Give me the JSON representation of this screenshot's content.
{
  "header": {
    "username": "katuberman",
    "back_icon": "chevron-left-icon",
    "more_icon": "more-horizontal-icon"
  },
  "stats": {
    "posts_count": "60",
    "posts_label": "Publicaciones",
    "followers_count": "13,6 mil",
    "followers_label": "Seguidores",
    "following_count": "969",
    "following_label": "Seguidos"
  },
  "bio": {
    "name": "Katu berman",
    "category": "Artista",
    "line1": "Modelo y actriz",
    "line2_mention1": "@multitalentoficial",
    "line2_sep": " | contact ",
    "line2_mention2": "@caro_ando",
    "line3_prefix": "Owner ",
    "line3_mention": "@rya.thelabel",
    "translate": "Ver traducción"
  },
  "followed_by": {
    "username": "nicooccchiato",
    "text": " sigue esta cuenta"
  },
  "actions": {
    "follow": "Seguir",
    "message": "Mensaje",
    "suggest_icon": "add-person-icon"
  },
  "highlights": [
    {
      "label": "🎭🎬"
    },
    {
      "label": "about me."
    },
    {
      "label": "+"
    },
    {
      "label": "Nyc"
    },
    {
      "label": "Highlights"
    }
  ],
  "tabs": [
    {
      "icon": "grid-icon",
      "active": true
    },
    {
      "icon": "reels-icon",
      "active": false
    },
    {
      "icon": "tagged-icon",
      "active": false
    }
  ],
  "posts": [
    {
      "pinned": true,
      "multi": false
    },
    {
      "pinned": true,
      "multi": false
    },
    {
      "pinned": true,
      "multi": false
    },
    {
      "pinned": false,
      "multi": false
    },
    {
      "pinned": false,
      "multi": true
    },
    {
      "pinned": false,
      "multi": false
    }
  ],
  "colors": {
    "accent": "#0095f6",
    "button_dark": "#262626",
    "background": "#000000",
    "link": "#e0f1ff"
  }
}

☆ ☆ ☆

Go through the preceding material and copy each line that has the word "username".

* **Response area**
    "username": "katuberman",
    "username": "nicooccchiato",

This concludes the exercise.